Greetings, Shredderz! Today we have an amazing 70s single fin that comes courtesy of Rich Cicala, who reached out on Instagram. The surfboard featured in this post is a 70s Bob Krause Channel Islands Surfboards single fin, and it is loaded with all sorts of old school goodies.
First, a primer: for those of you unfamiliar with Channel Islands Surfboards, the Santa Barbara label is the brainchild of Al Merrick. Merrick is one of the few people alive with a legitimate claim to being the greatest (or, at the very least, most influential) surfboard shaper of all time. Starting sometime in the 1980s, Channel Islands began to produce surfboards en masse. While the Channel Islands label is still the most recognizable brand in the surfboard industry, boards actually hand shaped by Al Merrick himself are harder to find.
Any recent Channel Islands board that doesn’t have an Al signature was likely made by either a ghost shaper or a shaping machine, or both. What’s interesting about the board featured above is despite the fact it was shaped in the 1970s, before Channel Islands began mass production, it was not shaped by Al Merrick, but a gentleman by the name of Bob Krause.

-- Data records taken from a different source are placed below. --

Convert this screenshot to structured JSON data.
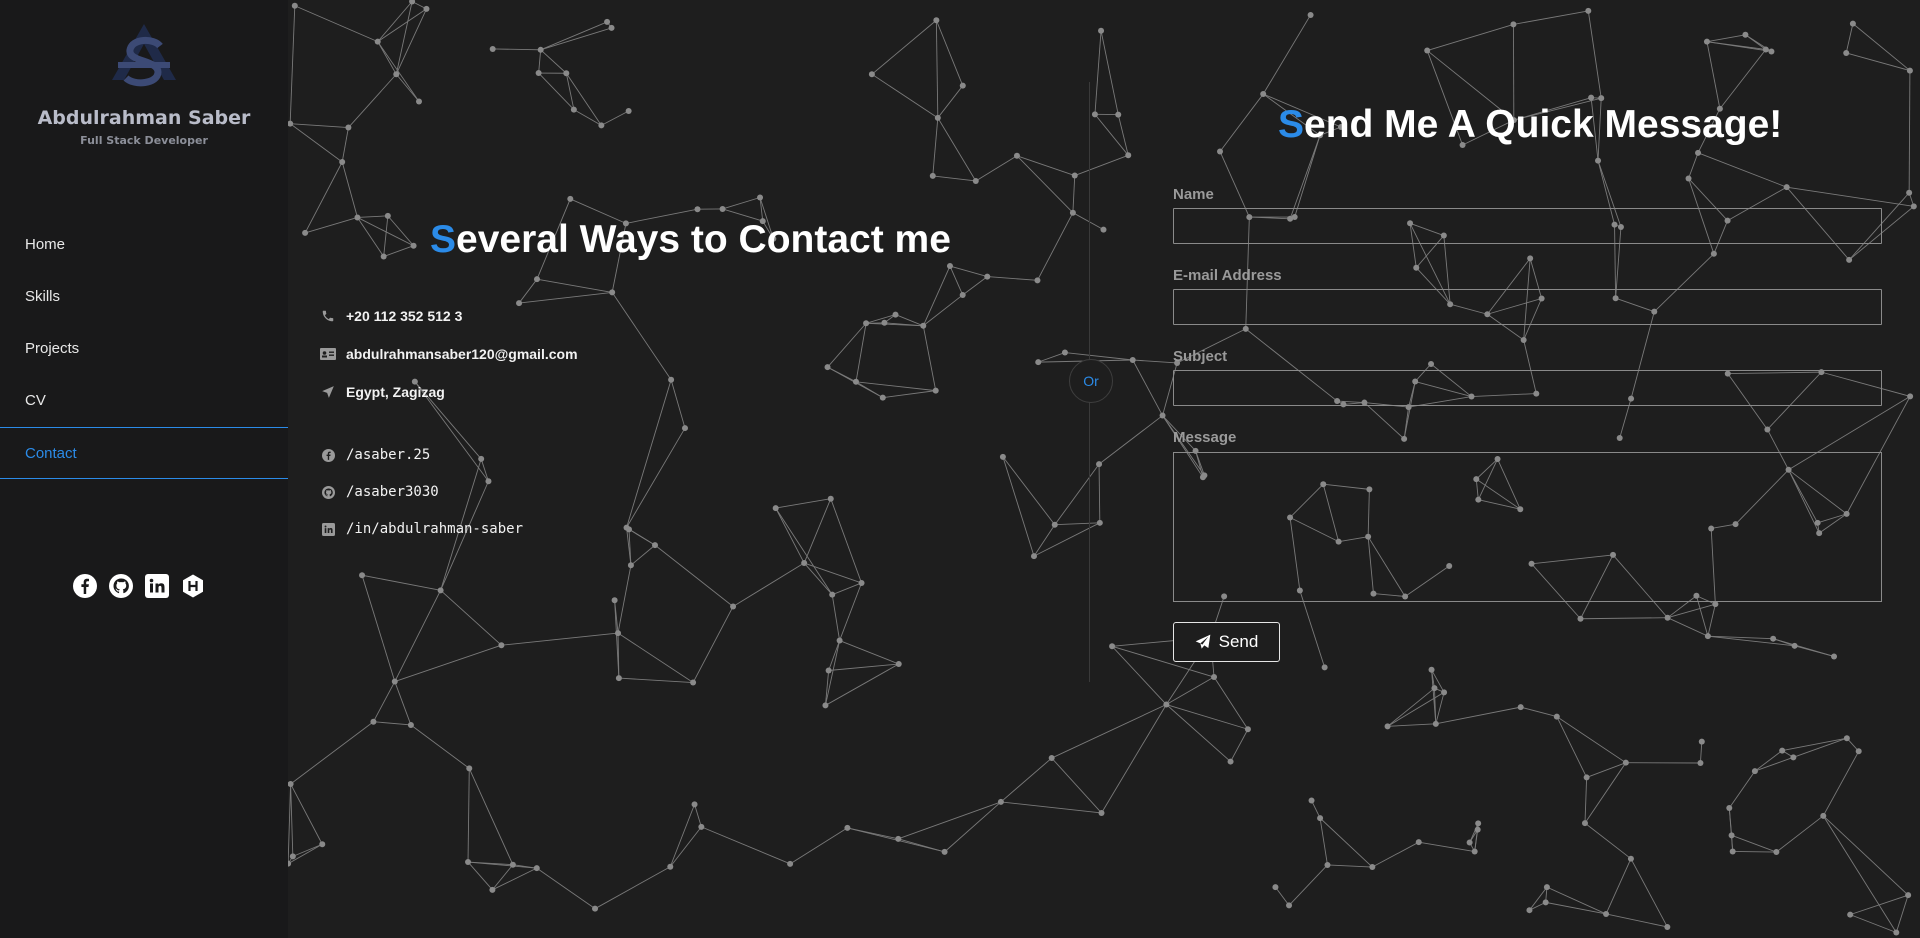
{
  "sidebar": {
    "name": "Abdulrahman Saber",
    "subtitle": "Full Stack Developer",
    "nav": [
      {
        "label": "Home"
      },
      {
        "label": "Skills"
      },
      {
        "label": "Projects"
      },
      {
        "label": "CV"
      },
      {
        "label": "Contact",
        "active": true
      }
    ],
    "social_icons": [
      "facebook-icon",
      "github-icon",
      "linkedin-icon",
      "hashnode-icon"
    ]
  },
  "contact": {
    "heading_first": "S",
    "heading_rest": "everal Ways to Contact me",
    "phone": "+20 112 352 512 3",
    "email": "abdulrahmansaber120@gmail.com",
    "location": "Egypt, Zagizag",
    "facebook": "/asaber.25",
    "github": "/asaber3030",
    "linkedin": "/in/abdulrahman-saber"
  },
  "divider_label": "Or",
  "form": {
    "heading_first": "S",
    "heading_rest": "end Me A Quick Message!",
    "name_label": "Name",
    "email_label": "E-mail Address",
    "subject_label": "Subject",
    "message_label": "Message",
    "name_value": "",
    "email_value": "",
    "subject_value": "",
    "message_value": "",
    "send_label": "Send"
  },
  "colors": {
    "accent": "#2b8be8",
    "background": "#1e1e1e",
    "sidebar": "#19191a",
    "network": "#8a8a8a"
  }
}
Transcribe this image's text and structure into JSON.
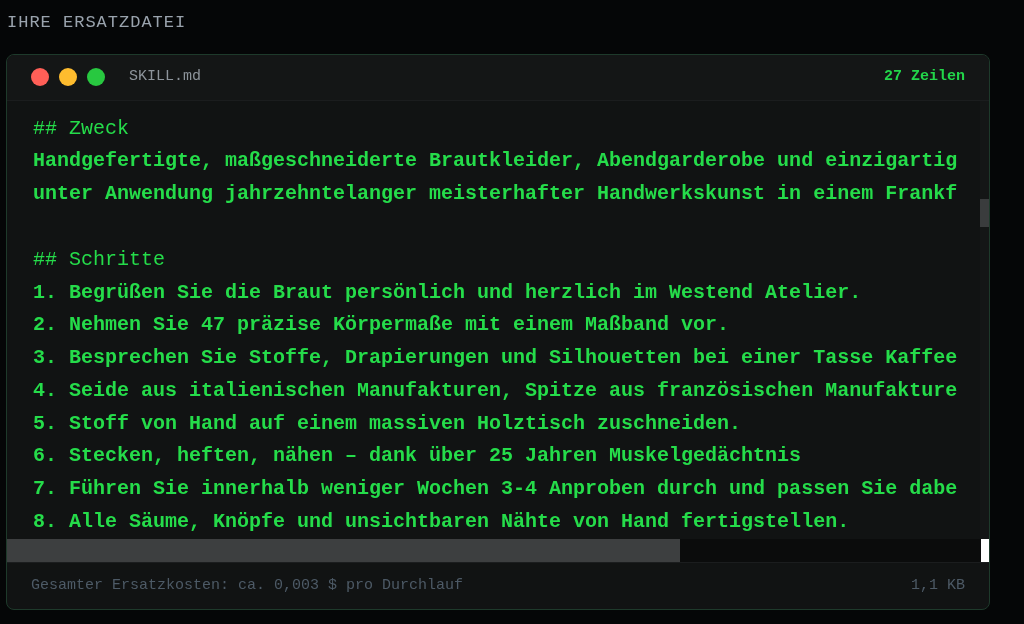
{
  "section_label": "IHRE ERSATZDATEI",
  "window": {
    "title": "SKILL.md",
    "line_count": "27 Zeilen"
  },
  "lines": [
    {
      "kind": "heading",
      "text": "## Zweck"
    },
    {
      "kind": "text",
      "text": "Handgefertigte, maßgeschneiderte Brautkleider, Abendgarderobe und einzigartig"
    },
    {
      "kind": "text",
      "text": "unter Anwendung jahrzehntelanger meisterhafter Handwerkskunst in einem Frankf"
    },
    {
      "kind": "blank"
    },
    {
      "kind": "heading",
      "text": "## Schritte"
    },
    {
      "kind": "text",
      "text": "1. Begrüßen Sie die Braut persönlich und herzlich im Westend Atelier."
    },
    {
      "kind": "text",
      "text": "2. Nehmen Sie 47 präzise Körpermaße mit einem Maßband vor."
    },
    {
      "kind": "text",
      "text": "3. Besprechen Sie Stoffe, Drapierungen und Silhouetten bei einer Tasse Kaffee"
    },
    {
      "kind": "text",
      "text": "4. Seide aus italienischen Manufakturen, Spitze aus französischen Manufakture"
    },
    {
      "kind": "text",
      "text": "5. Stoff von Hand auf einem massiven Holztisch zuschneiden."
    },
    {
      "kind": "text",
      "text": "6. Stecken, heften, nähen – dank über 25 Jahren Muskelgedächtnis"
    },
    {
      "kind": "text",
      "text": "7. Führen Sie innerhalb weniger Wochen 3-4 Anproben durch und passen Sie dabe"
    },
    {
      "kind": "text",
      "text": "8. Alle Säume, Knöpfe und unsichtbaren Nähte von Hand fertigstellen."
    }
  ],
  "footer": {
    "cost": "Gesamter Ersatzkosten: ca. 0,003 $ pro Durchlauf",
    "size": "1,1 KB"
  }
}
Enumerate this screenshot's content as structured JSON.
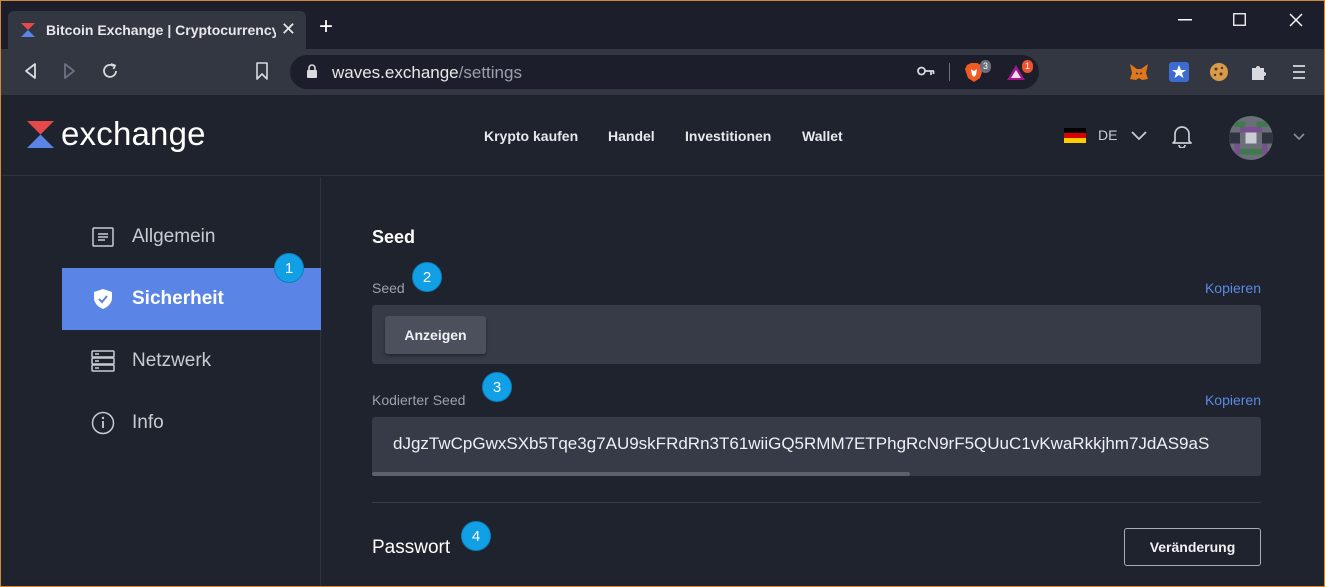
{
  "browser": {
    "tab_title": "Bitcoin Exchange | Cryptocurrency Exchange",
    "tab_close": "✕",
    "newtab": "+",
    "url_host": "waves.exchange",
    "url_path": "/settings",
    "brave_count": "3",
    "rewards_count": "1"
  },
  "app": {
    "logo_text": "exchange",
    "nav": [
      "Krypto kaufen",
      "Handel",
      "Investitionen",
      "Wallet"
    ],
    "lang": "DE"
  },
  "sidebar": {
    "items": [
      {
        "label": "Allgemein",
        "icon": "document-icon"
      },
      {
        "label": "Sicherheit",
        "icon": "shield-icon"
      },
      {
        "label": "Netzwerk",
        "icon": "server-icon"
      },
      {
        "label": "Info",
        "icon": "info-icon"
      }
    ],
    "active_index": 1
  },
  "main": {
    "seed_section_title": "Seed",
    "seed_label": "Seed",
    "copy_label": "Kopieren",
    "show_button": "Anzeigen",
    "encoded_label": "Kodierter Seed",
    "encoded_seed": "dJgzTwCpGwxSXb5Tqe3g7AU9skFRdRn3T61wiiGQ5RMM7ETPhgRcN9rF5QUuC1vKwaRkkjhm7JdAS9aS",
    "password_title": "Passwort",
    "change_button": "Veränderung"
  },
  "callouts": [
    "1",
    "2",
    "3",
    "4"
  ],
  "colors": {
    "accent": "#5a84e6",
    "callout": "#119fe6",
    "link": "#5a8ae6"
  }
}
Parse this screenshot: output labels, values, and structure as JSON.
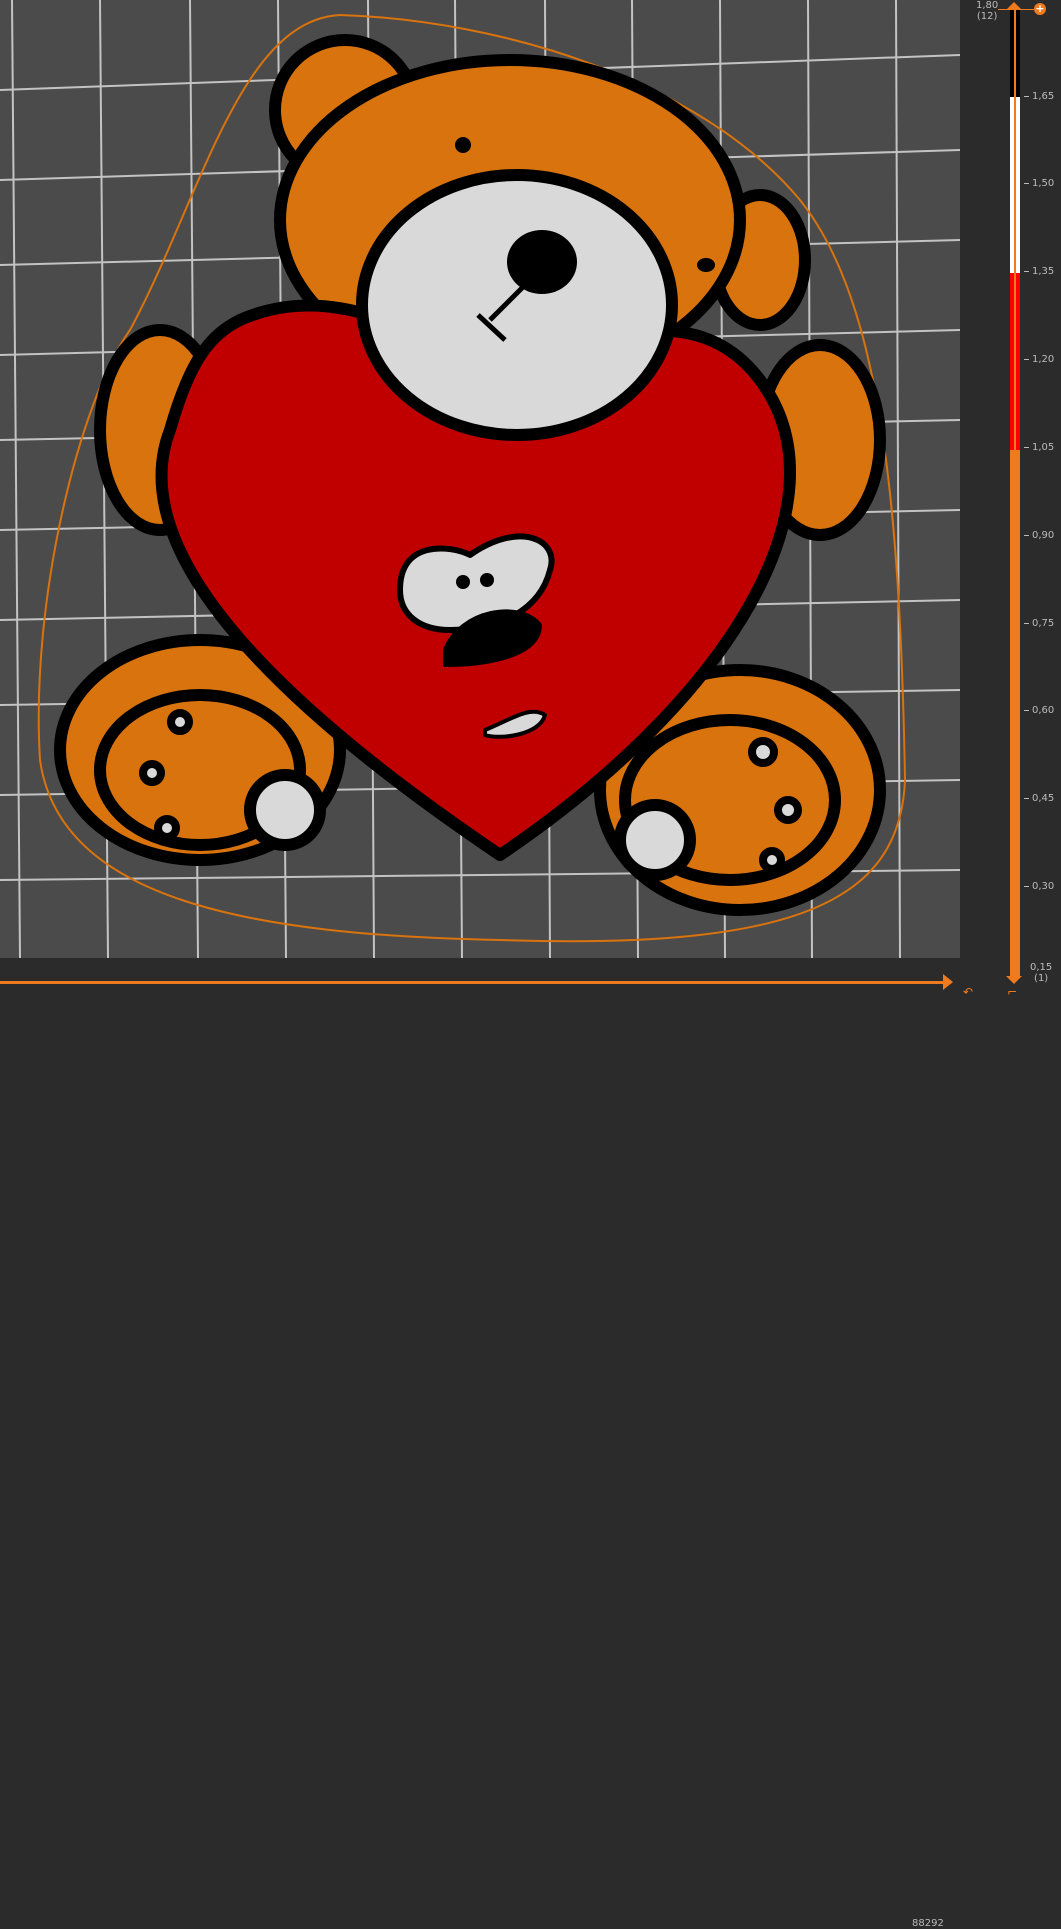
{
  "preview": {
    "move_count": "88292",
    "colors": {
      "orange": "#d9730d",
      "red": "#c00000",
      "white": "#d9d9d9",
      "black": "#000000",
      "accent": "#f07b1f"
    }
  },
  "layer_slider": {
    "top_value": "1,80",
    "top_layer": "(12)",
    "top_right_label": "1,80",
    "bottom_value": "0,15",
    "bottom_layer": "(1)",
    "ticks": [
      "1,65",
      "1,50",
      "1,35",
      "1,20",
      "1,05",
      "0,90",
      "0,75",
      "0,60",
      "0,45",
      "0,30"
    ],
    "color_bands": [
      {
        "from": "1,65",
        "to": "1,80",
        "color": "#000000"
      },
      {
        "from": "1,35",
        "to": "1,65",
        "color": "#ffffff"
      },
      {
        "from": "1,05",
        "to": "1,35",
        "color": "#ff0000"
      },
      {
        "from": "0,15",
        "to": "1,05",
        "color": "#f07b1f"
      }
    ]
  }
}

There isn’t much information about Bob Krause available online. Sadly, I was able to find this Swaylocks thread that indicated Krause passed away in 2001 during a surf trip to Costa Rica. Krause also gets a shout out in a Facebook post from Bruce Fowler of Fountain of Youth Surfboards, which you can find here. There’s a logo attributed to The Surfing Underground and Krause / Fowler Surfboards on Stanley’s Surfboard Logo Library, but no examples of any boards.
7’2” Channel Islands shaped by Bob Krause. I’ve been looking for a Bob Krause board for awhile now. One of the first boards I tried to surf was a BK “good board” mini gun that was my uncles. Some ass hat broke it half with his foot and took it to the landfill…still pissed about it. Thanks to @shred__sledz for finding this one for me. #vintagesurfboards #bobkrause #bk #channelislandsurfboards
I’ve only seen one other Bob Krause Channel Islands board, which you can see above. You’ll notice the similarities between the Instagram board and the red and yellow board featured in this post. Both feature an old school Channel Islands logo, which consists of a simple black outline of the hexagon iconography and a text overlay. I also dig the comparatively subdued colors on the hexagons for both boards, which seems common for 70s Channel Islands.
The red and yellow Bob Krause Channel Islands single fin has a racy double wing design in the tail. You can just make it out in the picture at the top of the page. Sadly, I don’t have any dimensions on the board, just the photos you can see here.
I’m not sure when Krause shaped for Channel Islands, but the board was clearly made during the 1970s. At some point I imagine Krause left the label, but I was unable to find any information online. If you have any more info on Bob Krause and his surfboards, please drop me a line, as I’d love to learn more about this Santa Barbara shaper.